EXTRACTED RECORDS below:

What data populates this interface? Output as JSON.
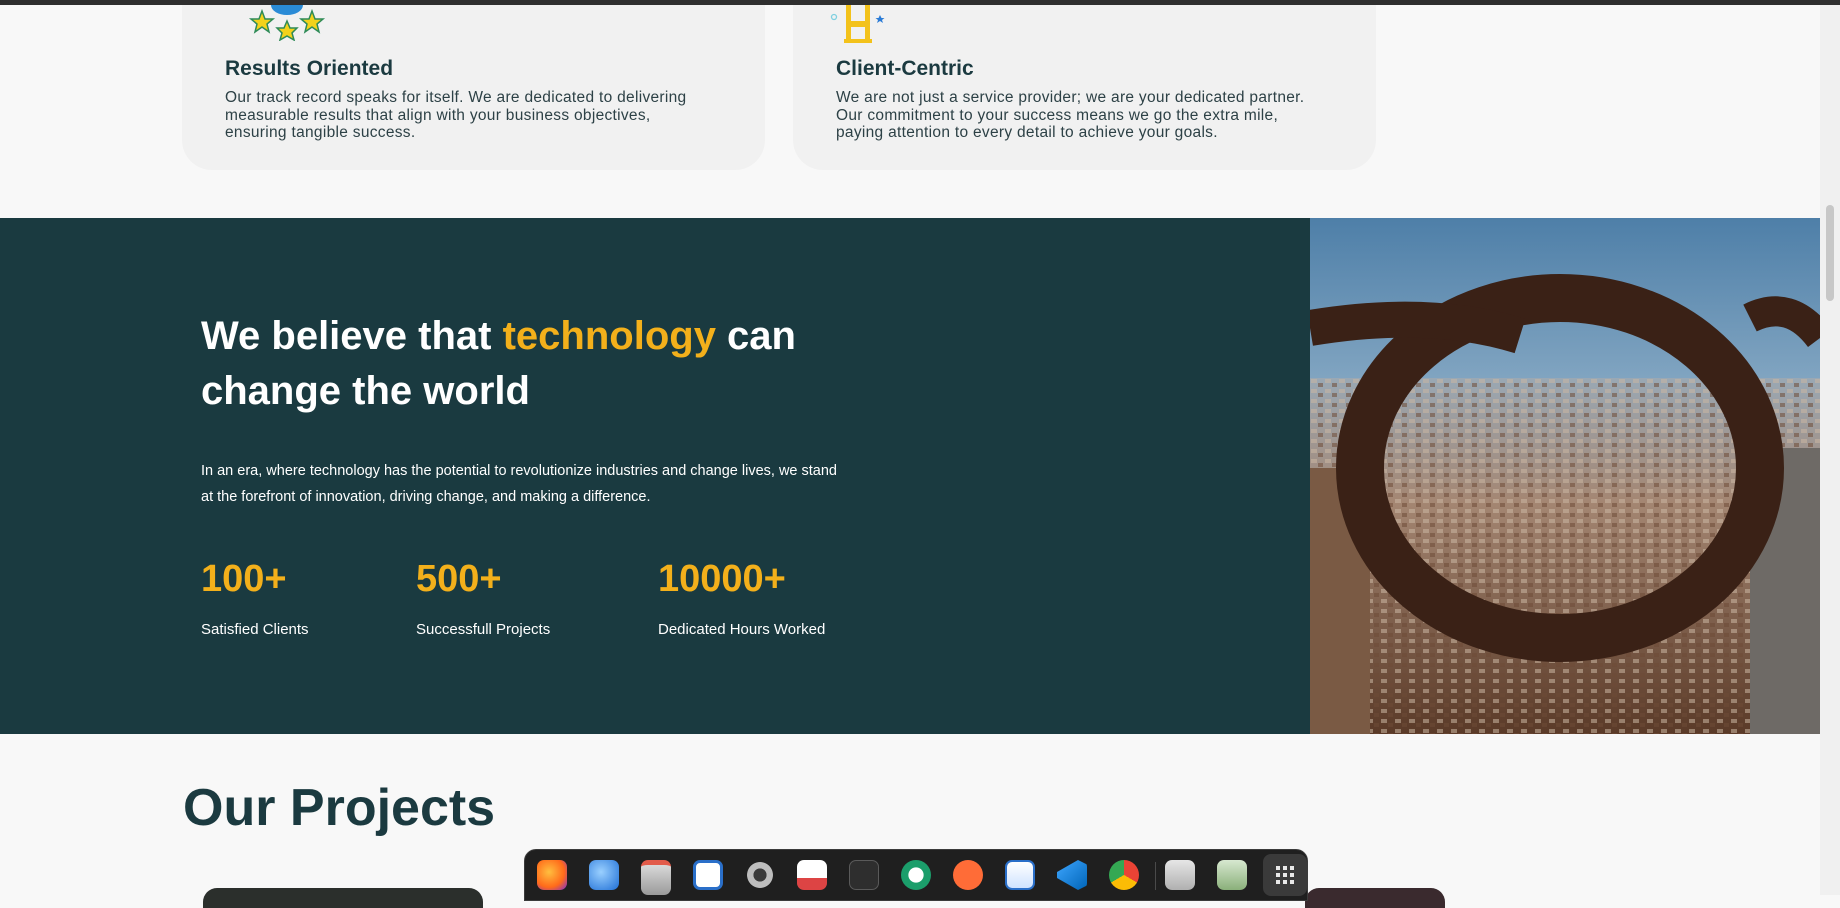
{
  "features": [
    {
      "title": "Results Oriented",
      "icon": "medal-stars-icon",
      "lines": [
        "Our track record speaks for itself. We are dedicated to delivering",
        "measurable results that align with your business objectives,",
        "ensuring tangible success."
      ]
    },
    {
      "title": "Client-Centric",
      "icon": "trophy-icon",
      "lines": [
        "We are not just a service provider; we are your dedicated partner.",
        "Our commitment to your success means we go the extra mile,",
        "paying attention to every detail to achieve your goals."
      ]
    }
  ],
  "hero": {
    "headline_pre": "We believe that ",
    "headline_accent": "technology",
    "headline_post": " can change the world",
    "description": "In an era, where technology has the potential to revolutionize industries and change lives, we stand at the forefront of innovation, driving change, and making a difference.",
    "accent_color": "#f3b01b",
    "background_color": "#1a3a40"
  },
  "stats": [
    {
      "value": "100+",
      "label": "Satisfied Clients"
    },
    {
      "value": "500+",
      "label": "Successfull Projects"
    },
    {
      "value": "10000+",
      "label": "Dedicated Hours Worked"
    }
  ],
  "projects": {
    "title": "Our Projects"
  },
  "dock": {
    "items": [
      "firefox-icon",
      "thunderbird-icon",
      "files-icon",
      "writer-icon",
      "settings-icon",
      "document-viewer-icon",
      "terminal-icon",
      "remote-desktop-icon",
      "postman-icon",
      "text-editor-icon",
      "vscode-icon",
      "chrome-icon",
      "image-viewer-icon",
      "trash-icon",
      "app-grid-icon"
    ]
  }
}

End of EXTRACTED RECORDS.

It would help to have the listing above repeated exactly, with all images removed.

SOLUTION →
What data populates this interface? Output as JSON.
{
  "features": [
    {
      "title": "Results Oriented",
      "icon": "medal-stars-icon",
      "lines": [
        "Our track record speaks for itself. We are dedicated to delivering",
        "measurable results that align with your business objectives,",
        "ensuring tangible success."
      ]
    },
    {
      "title": "Client-Centric",
      "icon": "trophy-icon",
      "lines": [
        "We are not just a service provider; we are your dedicated partner.",
        "Our commitment to your success means we go the extra mile,",
        "paying attention to every detail to achieve your goals."
      ]
    }
  ],
  "hero": {
    "headline_pre": "We believe that ",
    "headline_accent": "technology",
    "headline_post": " can change the world",
    "description": "In an era, where technology has the potential to revolutionize industries and change lives, we stand at the forefront of innovation, driving change, and making a difference.",
    "accent_color": "#f3b01b",
    "background_color": "#1a3a40"
  },
  "stats": [
    {
      "value": "100+",
      "label": "Satisfied Clients"
    },
    {
      "value": "500+",
      "label": "Successfull Projects"
    },
    {
      "value": "10000+",
      "label": "Dedicated Hours Worked"
    }
  ],
  "projects": {
    "title": "Our Projects"
  },
  "dock": {
    "items": [
      "firefox-icon",
      "thunderbird-icon",
      "files-icon",
      "writer-icon",
      "settings-icon",
      "document-viewer-icon",
      "terminal-icon",
      "remote-desktop-icon",
      "postman-icon",
      "text-editor-icon",
      "vscode-icon",
      "chrome-icon",
      "image-viewer-icon",
      "trash-icon",
      "app-grid-icon"
    ]
  }
}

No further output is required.